When I was 17, I had saved up some money working as a busboy to spend six weeks backpacking through western Europe. It was the most liberating experience, much needed at the time. I took tons of pictures and kept a written journal through nine countries (which might get its own blog someday).
I've always felt the ultimate luxury was being able to transport yourself to some far off place to taste the food, see the art, meet the locals and feel like a foreigner. Lucky for me, my job takes me to places where I get to do just that.

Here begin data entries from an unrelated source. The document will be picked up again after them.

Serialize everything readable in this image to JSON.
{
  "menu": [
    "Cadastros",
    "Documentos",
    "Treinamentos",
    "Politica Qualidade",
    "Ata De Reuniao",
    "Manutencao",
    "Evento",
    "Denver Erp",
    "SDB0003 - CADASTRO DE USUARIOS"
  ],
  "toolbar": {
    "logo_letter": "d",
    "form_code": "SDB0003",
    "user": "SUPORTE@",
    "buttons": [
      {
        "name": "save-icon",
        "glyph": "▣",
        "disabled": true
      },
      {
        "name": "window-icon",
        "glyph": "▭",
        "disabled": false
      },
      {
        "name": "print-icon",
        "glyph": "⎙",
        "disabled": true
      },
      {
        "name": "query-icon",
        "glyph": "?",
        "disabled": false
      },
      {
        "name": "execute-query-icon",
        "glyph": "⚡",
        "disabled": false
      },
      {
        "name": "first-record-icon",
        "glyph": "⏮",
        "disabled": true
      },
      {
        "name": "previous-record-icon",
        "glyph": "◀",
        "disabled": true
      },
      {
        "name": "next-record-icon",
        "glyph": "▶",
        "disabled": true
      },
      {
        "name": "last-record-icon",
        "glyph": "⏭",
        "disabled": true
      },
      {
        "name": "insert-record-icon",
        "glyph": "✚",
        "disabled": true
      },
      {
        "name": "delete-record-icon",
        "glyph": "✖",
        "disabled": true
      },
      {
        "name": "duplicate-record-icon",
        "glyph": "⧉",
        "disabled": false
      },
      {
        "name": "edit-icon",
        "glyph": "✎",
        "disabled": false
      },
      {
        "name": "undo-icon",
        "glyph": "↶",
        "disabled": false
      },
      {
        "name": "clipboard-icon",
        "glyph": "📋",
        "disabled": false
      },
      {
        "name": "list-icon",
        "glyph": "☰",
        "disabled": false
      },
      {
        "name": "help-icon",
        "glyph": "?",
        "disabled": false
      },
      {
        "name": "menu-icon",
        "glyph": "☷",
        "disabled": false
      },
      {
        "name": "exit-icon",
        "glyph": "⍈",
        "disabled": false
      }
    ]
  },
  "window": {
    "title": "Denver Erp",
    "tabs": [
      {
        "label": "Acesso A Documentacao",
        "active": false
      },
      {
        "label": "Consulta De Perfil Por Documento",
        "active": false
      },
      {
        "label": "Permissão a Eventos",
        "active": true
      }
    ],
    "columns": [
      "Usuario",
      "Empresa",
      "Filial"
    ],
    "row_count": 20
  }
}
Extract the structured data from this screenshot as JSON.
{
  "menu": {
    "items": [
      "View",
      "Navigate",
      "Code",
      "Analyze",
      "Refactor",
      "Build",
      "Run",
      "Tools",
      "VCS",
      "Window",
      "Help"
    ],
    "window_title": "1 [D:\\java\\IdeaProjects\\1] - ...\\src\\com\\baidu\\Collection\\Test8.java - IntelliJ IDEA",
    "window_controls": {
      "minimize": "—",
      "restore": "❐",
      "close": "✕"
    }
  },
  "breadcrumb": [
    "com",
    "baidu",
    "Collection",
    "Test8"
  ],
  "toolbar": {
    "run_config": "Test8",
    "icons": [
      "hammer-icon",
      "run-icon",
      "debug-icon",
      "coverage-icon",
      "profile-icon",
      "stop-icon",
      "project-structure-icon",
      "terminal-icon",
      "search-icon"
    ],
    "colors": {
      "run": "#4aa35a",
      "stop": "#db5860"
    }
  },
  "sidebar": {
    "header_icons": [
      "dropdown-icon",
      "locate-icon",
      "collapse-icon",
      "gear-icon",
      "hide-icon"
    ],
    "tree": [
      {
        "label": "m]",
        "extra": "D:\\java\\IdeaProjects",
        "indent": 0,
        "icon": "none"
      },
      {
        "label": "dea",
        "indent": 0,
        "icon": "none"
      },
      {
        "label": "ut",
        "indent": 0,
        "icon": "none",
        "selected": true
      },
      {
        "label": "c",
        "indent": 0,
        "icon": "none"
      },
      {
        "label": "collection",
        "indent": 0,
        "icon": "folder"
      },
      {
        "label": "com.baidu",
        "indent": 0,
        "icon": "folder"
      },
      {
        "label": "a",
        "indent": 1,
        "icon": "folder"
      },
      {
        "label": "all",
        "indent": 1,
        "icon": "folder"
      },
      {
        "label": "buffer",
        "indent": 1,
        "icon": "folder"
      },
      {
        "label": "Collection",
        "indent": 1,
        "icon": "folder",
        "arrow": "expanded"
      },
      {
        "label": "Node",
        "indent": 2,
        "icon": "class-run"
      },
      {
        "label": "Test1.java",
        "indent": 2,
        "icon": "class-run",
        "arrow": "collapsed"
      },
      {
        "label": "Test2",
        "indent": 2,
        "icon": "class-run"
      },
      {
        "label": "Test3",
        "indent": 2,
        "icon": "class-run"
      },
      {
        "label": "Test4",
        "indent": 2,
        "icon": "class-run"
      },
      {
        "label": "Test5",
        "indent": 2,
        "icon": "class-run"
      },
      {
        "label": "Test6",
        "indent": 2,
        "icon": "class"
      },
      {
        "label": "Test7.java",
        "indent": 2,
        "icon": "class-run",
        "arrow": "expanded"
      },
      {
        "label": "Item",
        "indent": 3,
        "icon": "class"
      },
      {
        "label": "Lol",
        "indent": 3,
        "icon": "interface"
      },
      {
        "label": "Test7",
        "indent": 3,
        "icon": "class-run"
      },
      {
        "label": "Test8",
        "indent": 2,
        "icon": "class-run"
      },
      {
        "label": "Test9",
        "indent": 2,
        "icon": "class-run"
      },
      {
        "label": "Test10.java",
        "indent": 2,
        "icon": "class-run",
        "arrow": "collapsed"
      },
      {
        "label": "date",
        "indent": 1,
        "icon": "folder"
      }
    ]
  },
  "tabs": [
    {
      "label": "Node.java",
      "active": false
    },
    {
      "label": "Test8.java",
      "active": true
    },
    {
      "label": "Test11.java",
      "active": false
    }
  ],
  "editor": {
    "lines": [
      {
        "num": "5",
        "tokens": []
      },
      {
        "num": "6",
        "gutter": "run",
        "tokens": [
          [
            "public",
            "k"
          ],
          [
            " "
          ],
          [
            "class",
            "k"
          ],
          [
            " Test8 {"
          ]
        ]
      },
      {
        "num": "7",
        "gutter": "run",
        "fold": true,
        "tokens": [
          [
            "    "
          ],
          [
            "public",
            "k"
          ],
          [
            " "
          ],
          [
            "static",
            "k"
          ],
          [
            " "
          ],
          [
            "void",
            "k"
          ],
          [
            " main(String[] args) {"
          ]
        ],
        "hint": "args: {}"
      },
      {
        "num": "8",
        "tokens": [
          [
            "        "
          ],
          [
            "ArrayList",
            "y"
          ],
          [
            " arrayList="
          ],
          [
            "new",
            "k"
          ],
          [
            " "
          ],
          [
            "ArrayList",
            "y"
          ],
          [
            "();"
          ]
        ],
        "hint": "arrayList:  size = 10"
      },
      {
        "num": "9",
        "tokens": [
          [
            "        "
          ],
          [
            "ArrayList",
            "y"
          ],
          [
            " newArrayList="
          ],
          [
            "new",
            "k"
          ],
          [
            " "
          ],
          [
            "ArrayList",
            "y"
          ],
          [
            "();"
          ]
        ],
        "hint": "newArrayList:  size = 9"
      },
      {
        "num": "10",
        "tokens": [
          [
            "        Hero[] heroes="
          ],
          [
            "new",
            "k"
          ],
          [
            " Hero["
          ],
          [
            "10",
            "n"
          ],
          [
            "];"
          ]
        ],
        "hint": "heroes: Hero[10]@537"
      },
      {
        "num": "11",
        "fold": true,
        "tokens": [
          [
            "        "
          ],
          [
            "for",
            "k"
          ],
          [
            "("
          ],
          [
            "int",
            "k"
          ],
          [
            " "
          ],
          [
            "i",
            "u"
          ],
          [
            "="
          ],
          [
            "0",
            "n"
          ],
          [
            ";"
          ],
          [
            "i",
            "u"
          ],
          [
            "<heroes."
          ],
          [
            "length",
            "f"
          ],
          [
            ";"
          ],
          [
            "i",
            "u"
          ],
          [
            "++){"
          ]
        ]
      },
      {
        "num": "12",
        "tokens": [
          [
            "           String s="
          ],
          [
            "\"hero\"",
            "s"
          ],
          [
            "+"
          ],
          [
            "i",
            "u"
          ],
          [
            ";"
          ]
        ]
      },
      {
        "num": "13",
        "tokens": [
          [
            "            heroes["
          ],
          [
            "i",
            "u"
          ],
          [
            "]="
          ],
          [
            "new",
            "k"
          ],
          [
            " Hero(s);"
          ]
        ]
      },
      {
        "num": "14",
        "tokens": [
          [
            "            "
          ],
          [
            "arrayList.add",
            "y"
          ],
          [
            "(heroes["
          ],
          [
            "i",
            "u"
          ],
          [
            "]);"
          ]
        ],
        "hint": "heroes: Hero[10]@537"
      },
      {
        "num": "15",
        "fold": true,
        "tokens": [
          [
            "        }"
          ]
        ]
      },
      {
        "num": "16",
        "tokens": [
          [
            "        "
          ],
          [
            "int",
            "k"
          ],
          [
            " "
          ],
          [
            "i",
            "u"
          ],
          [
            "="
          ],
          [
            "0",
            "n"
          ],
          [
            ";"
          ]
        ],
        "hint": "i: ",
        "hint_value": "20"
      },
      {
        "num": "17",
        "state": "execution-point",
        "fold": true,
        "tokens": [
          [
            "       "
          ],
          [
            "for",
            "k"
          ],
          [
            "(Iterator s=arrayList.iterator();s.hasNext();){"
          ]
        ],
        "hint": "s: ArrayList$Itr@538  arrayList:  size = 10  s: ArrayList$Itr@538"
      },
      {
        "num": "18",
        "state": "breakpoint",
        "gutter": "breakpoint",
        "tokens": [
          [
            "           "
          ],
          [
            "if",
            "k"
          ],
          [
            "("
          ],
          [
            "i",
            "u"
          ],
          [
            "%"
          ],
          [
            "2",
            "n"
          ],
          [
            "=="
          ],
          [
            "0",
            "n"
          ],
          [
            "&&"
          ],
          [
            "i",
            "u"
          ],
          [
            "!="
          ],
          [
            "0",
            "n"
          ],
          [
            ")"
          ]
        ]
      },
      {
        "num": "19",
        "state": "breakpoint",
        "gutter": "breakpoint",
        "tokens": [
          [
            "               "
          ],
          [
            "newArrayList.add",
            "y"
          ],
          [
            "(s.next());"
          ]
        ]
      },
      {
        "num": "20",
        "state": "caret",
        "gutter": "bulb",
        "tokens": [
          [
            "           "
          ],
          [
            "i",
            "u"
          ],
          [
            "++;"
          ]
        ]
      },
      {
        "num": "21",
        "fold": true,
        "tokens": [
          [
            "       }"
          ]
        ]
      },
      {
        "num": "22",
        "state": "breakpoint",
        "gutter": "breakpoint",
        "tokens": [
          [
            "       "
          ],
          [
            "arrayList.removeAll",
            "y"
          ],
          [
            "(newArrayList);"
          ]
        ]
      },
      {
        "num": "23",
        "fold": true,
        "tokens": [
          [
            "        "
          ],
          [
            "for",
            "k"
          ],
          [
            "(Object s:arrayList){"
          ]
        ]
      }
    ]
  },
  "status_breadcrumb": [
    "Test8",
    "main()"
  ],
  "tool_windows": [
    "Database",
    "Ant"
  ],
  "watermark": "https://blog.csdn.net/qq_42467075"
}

Work-related travel for photographers is much different than travel for most people with real jobs. We're not traveling to open a new branch, source suppliers or close any deals. We are traveling because some client feels there is no one in that particular spot who can do the job better than we can. That's a serious validation of the service we provide. And in the internet age, when it's fairly simple to hire any photographer in any locale, I hope clients opting to send "their photographer" overseas continues.
A traveling photographer knows his job is not as glamorous as his friends think. Convincing a flight attendant that your carry-on is not actually 3x the weight limit, watching a clueless TSA agent smear his greasy fingerprints over your $2,000 lens and waiting in the baggage claim area with your fingers crossed is certainly no way to commute to work. One time, my assistant asked an American Airlines flight attendant for a pillow and she barked, "We have no pillows!" and once I was told, "since 9/11, we have no more magazines."
Did bin Laden plot to take away my in-flight reading material?
To keep a running documentation of these glamorous trips, I'm using a custom Google map of our work locations (not personal trips but places where clients have actually paid us to create images). The map will be continually updated as new travel is completed.
Once in a while, I am asked by a new client if I can work somewhere like...Ft. Lauderdale (about 15 minutes from my house). Now, I can just email a link to this map and they will see that my love for travel knows no boundaries.